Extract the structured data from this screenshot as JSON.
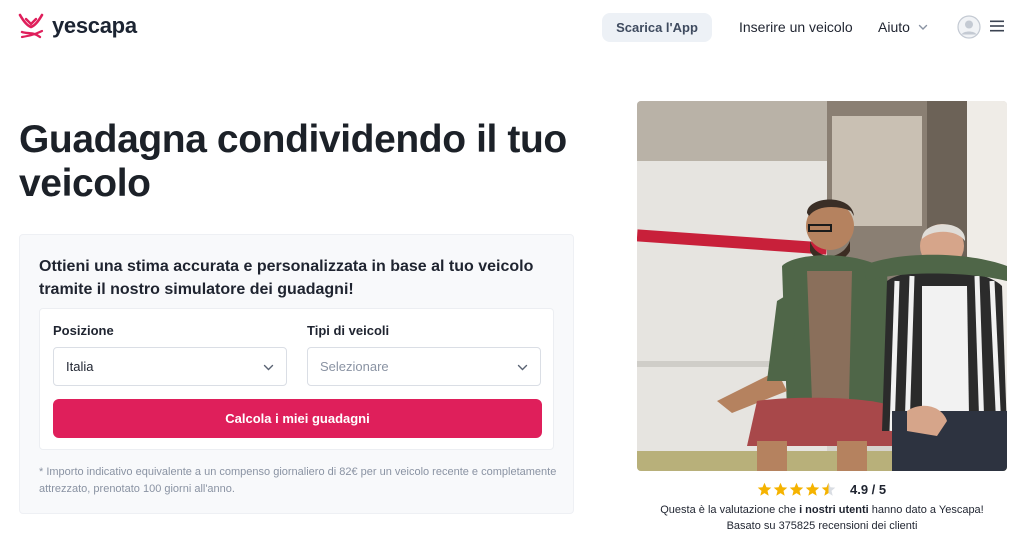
{
  "header": {
    "brand": "yescapa",
    "download_app": "Scarica l'App",
    "add_vehicle": "Inserire un veicolo",
    "help": "Aiuto"
  },
  "hero": {
    "title": "Guadagna condividendo il tuo veicolo"
  },
  "estimator": {
    "heading": "Ottieni una stima accurata e personalizzata in base al tuo veicolo tramite il nostro simulatore dei guadagni!",
    "position_label": "Posizione",
    "position_value": "Italia",
    "vehicle_type_label": "Tipi di veicoli",
    "vehicle_type_placeholder": "Selezionare",
    "submit_label": "Calcola i miei guadagni",
    "footnote": "* Importo indicativo equivalente a un compenso giornaliero di 82€ per un veicolo recente e completamente attrezzato, prenotato 100 giorni all'anno."
  },
  "rating": {
    "stars": 4.5,
    "score": "4.9 / 5",
    "line1_prefix": "Questa è la valutazione che ",
    "line1_bold": "i nostri utenti",
    "line1_suffix": " hanno dato a Yescapa!",
    "line2": "Basato su 375825 recensioni dei clienti"
  },
  "colors": {
    "brand": "#df1f5b",
    "star": "#f5b300"
  }
}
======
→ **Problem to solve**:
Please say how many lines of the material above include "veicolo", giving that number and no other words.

→ **Solved problem**:
4